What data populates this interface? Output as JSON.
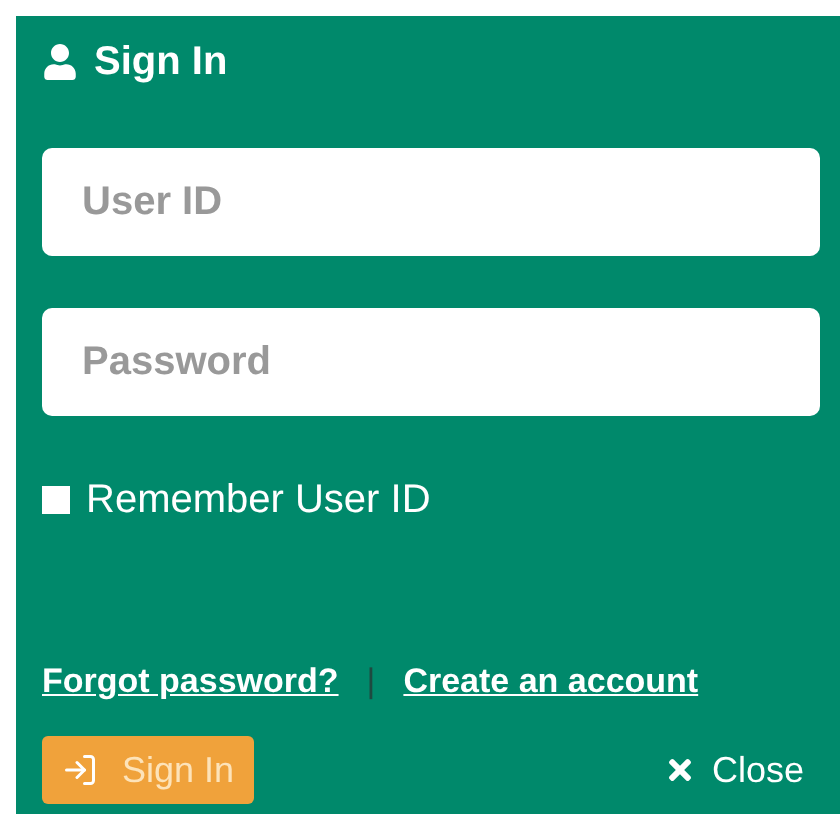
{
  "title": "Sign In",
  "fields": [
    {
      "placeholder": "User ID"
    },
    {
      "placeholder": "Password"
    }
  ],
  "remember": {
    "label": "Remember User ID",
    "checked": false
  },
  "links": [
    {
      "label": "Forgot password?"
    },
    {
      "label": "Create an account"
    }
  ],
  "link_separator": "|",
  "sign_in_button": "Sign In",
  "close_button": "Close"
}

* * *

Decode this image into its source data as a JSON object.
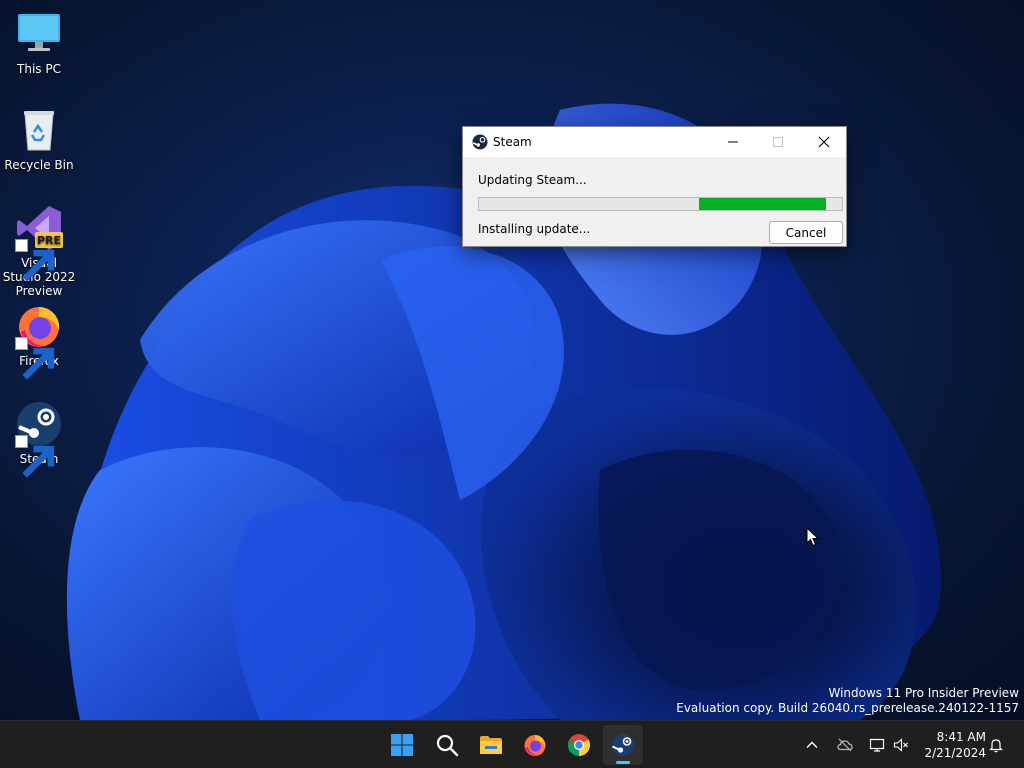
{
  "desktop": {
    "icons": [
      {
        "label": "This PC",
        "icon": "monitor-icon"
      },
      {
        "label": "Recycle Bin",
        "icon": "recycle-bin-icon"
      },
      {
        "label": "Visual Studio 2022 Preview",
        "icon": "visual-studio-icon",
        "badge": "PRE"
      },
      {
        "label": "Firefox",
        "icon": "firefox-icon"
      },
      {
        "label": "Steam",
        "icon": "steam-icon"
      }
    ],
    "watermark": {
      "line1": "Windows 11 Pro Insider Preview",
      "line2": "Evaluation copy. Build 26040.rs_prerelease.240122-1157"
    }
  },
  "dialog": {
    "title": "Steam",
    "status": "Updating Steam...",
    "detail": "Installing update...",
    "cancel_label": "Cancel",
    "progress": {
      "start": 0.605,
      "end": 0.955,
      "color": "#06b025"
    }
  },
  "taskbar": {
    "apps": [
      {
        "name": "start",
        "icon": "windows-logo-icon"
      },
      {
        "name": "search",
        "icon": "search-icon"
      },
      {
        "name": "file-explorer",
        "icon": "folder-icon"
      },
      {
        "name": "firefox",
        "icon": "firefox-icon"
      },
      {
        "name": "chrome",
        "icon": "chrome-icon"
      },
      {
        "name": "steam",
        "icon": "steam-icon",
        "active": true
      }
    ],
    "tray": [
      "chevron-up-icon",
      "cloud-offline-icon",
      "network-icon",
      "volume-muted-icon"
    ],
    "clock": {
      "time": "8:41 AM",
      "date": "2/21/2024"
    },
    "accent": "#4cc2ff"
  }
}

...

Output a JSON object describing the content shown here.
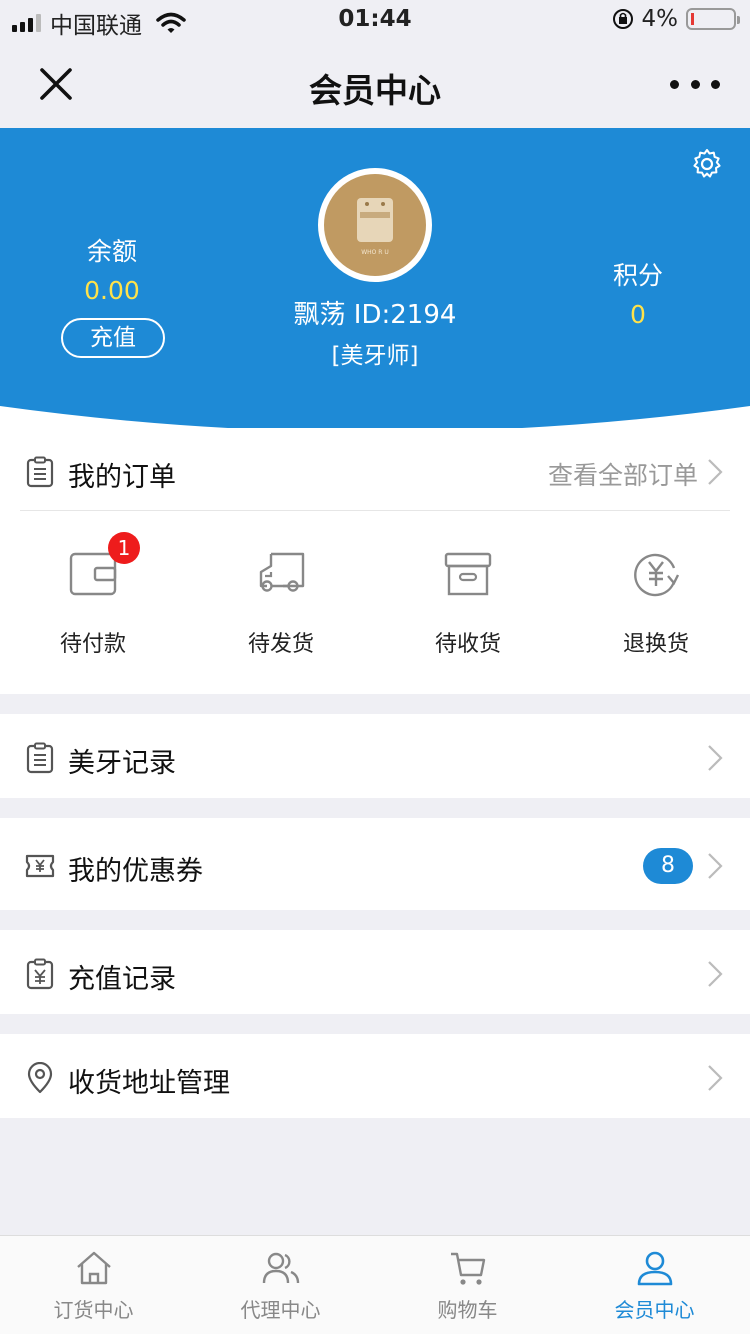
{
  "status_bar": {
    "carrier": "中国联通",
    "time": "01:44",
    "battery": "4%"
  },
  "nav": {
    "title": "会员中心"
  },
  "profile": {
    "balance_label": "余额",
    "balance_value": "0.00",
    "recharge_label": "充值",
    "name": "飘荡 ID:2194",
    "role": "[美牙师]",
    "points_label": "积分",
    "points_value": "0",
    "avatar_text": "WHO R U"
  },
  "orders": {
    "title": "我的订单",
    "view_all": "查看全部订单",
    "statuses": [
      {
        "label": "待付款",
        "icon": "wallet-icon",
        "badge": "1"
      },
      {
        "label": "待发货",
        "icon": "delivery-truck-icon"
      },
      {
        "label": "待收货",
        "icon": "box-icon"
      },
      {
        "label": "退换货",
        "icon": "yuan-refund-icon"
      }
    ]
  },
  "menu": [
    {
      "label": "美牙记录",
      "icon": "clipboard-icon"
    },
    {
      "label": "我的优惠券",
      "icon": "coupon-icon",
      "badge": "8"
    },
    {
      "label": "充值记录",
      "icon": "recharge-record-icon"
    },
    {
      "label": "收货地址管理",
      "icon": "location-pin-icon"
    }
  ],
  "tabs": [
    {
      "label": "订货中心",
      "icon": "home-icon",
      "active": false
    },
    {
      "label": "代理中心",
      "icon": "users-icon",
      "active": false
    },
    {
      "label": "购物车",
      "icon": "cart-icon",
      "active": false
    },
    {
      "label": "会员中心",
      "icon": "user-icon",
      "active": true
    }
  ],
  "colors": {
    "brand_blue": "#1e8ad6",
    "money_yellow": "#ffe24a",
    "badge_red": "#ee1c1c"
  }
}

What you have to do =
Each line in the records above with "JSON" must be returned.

Answer to the exercise =
What data populates this interface? Output as JSON.
Decode this image into its source data as a JSON object.
Output a JSON object describing the content shown here.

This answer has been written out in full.